This begs a lot of questions. One is the inherent conflict of interest between the check and the vote. Many of my reactionary friends have suggested that anyone on the welfare rolls should be excluded from voting because the vote allows them to perpetuate the dependence. But what about those hard-working folks, I ask, who still struggle to make ends meet and live below poverty lines and within welfare guidelines? Instead of using welfare as the benchmark, I suggest, why don’t we exchange a check for a vote and apply it to all recipients of any government-funded monies. Now, I’m not an economist and I don’t play one on TV, so there may be some very good reasons, even outside of the constitutional implications, for not heading down this road. After all, there are a lot of government programs out there. Just ask the tea party zealot on your block. Theoretically, though, it would separate the funders from the fundees, though there’s no guarantee that such an action would reduce the fundees. Many would probably readily trade their vote for a check, especially given the abstract nature of a single vote in a country this large.

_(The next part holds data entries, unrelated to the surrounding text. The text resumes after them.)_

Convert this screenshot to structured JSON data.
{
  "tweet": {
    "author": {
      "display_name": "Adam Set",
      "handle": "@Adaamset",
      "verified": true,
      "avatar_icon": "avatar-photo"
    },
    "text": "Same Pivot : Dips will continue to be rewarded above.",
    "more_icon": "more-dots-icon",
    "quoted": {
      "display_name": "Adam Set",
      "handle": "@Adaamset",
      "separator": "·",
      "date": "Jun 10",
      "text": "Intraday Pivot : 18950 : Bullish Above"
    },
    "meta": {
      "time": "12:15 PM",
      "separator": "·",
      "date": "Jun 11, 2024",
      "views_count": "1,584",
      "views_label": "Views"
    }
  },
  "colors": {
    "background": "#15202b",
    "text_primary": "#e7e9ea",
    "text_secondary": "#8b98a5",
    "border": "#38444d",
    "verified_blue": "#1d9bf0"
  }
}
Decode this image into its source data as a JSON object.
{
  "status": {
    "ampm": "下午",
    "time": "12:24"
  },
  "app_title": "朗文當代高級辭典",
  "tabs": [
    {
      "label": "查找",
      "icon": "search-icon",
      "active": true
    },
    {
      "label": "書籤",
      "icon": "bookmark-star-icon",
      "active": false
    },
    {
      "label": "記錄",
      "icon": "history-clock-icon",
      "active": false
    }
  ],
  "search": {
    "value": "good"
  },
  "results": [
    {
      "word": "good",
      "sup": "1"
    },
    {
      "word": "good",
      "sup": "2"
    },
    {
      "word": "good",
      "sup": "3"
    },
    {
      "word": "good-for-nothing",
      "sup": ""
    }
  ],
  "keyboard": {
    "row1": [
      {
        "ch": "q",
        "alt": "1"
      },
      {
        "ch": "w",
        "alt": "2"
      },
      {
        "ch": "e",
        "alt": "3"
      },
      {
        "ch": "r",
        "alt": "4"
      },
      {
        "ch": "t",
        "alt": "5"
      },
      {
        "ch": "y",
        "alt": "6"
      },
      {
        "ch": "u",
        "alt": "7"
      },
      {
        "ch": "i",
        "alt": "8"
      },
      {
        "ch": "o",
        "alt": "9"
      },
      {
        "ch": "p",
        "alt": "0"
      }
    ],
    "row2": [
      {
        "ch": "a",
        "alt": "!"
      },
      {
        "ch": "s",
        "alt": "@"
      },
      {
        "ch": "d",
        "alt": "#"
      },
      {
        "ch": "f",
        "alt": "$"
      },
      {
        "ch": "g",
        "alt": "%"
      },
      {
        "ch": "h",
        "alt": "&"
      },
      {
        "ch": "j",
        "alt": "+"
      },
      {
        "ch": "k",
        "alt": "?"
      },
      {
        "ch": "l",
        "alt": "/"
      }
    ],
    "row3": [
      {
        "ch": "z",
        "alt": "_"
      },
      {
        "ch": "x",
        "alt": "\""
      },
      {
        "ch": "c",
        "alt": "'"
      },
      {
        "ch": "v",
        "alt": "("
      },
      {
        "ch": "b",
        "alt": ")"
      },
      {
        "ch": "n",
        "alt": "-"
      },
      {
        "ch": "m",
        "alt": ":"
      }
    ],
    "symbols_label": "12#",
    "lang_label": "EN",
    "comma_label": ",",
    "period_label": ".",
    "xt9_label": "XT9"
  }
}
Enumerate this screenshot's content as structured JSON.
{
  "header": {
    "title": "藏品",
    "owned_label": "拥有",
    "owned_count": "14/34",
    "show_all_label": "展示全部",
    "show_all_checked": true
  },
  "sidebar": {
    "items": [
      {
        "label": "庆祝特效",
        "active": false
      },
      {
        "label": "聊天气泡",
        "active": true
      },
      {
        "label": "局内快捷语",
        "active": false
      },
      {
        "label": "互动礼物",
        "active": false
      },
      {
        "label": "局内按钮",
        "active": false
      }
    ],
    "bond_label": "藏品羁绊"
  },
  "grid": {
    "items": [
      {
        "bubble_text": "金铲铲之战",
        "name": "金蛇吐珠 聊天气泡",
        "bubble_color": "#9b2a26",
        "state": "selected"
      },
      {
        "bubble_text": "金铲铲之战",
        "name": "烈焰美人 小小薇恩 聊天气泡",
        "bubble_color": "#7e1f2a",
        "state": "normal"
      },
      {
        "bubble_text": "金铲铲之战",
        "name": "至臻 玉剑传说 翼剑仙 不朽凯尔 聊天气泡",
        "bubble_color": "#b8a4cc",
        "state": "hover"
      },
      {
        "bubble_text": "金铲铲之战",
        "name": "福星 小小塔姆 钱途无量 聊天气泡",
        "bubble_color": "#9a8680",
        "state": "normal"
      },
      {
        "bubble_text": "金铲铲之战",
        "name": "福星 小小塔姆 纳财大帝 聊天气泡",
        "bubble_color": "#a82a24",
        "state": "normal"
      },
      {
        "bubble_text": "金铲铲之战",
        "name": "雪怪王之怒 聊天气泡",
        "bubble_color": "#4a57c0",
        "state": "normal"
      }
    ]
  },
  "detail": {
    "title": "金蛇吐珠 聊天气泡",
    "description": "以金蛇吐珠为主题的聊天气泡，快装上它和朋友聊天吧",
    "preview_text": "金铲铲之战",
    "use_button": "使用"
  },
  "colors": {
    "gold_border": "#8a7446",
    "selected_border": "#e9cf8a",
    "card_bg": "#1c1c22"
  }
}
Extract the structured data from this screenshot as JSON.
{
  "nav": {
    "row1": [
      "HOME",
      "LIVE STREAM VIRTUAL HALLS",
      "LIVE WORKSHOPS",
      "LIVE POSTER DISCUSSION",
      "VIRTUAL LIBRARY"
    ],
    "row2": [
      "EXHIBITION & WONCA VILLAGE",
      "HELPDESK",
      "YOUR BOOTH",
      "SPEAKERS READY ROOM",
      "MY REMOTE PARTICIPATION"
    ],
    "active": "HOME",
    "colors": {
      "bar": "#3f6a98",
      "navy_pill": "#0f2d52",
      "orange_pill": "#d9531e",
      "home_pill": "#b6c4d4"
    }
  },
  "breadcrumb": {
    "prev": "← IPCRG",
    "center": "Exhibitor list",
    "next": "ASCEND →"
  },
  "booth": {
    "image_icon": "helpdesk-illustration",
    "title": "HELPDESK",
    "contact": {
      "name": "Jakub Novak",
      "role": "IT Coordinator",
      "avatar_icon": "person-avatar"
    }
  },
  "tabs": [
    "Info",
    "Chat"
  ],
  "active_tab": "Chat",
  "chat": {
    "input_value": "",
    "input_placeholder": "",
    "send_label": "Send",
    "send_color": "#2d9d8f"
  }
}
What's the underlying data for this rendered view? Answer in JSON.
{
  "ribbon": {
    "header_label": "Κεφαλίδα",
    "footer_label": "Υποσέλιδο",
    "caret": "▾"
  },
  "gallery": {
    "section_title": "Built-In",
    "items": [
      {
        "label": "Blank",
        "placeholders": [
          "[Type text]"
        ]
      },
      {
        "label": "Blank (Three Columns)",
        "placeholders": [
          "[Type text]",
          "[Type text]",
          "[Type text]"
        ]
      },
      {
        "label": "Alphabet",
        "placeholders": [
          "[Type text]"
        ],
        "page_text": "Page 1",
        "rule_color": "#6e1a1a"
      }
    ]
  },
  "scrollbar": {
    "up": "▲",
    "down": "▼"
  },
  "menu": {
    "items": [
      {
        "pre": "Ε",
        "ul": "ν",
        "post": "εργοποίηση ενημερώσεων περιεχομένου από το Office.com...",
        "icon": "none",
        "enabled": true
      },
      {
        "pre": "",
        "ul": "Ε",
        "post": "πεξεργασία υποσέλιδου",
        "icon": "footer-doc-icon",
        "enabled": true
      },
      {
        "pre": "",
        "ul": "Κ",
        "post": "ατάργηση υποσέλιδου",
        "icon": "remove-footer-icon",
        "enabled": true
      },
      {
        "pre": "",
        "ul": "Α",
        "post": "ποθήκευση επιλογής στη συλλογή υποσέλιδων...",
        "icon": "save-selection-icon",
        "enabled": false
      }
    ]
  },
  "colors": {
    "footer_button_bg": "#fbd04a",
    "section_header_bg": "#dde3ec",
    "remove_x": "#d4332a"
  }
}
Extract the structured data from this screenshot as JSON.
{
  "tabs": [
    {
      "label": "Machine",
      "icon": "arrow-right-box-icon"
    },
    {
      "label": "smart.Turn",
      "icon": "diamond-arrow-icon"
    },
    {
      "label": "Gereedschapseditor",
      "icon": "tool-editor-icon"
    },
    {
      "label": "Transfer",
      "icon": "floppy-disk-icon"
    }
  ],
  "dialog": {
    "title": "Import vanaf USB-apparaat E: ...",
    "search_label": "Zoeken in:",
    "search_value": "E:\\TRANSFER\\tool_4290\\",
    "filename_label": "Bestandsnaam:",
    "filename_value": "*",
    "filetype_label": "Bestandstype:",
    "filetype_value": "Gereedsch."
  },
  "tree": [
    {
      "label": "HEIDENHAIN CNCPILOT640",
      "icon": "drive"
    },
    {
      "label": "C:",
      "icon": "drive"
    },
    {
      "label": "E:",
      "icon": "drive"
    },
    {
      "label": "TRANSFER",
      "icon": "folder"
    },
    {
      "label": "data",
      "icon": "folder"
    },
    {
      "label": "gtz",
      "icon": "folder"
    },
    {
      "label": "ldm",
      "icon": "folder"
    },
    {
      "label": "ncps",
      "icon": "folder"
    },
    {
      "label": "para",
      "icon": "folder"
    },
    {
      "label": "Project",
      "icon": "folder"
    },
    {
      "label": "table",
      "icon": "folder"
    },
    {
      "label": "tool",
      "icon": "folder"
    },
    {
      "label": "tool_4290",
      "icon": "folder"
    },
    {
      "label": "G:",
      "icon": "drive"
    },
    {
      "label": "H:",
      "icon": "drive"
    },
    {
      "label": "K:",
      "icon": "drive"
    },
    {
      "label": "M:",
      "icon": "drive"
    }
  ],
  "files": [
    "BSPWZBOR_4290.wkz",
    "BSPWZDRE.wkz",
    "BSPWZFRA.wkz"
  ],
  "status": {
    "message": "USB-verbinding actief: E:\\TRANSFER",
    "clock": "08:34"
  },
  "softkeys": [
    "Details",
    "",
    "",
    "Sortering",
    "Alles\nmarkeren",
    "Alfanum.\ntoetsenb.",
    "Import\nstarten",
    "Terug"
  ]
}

So this idea might not work at all, but it’s an idea and the world is full of folks much smarter than I. If we are to reinvent this broken republic before it completely implodes, we have to start somewhere. How about term limits and a line item veto? How about campaign finance reform? How about alternative energy sources? Sure, it’s likely to be a traumatic and painful process, but so are depressions and recessions, world wars and global jihads, political buffoons astride party lines and catastrophic oil spills. And all of these are more painful as they begin to wash up on the shore, rubbing our faces in our own mess and demanding a mighty laundering. When do we grow the balls of our founding fathers and make it happen?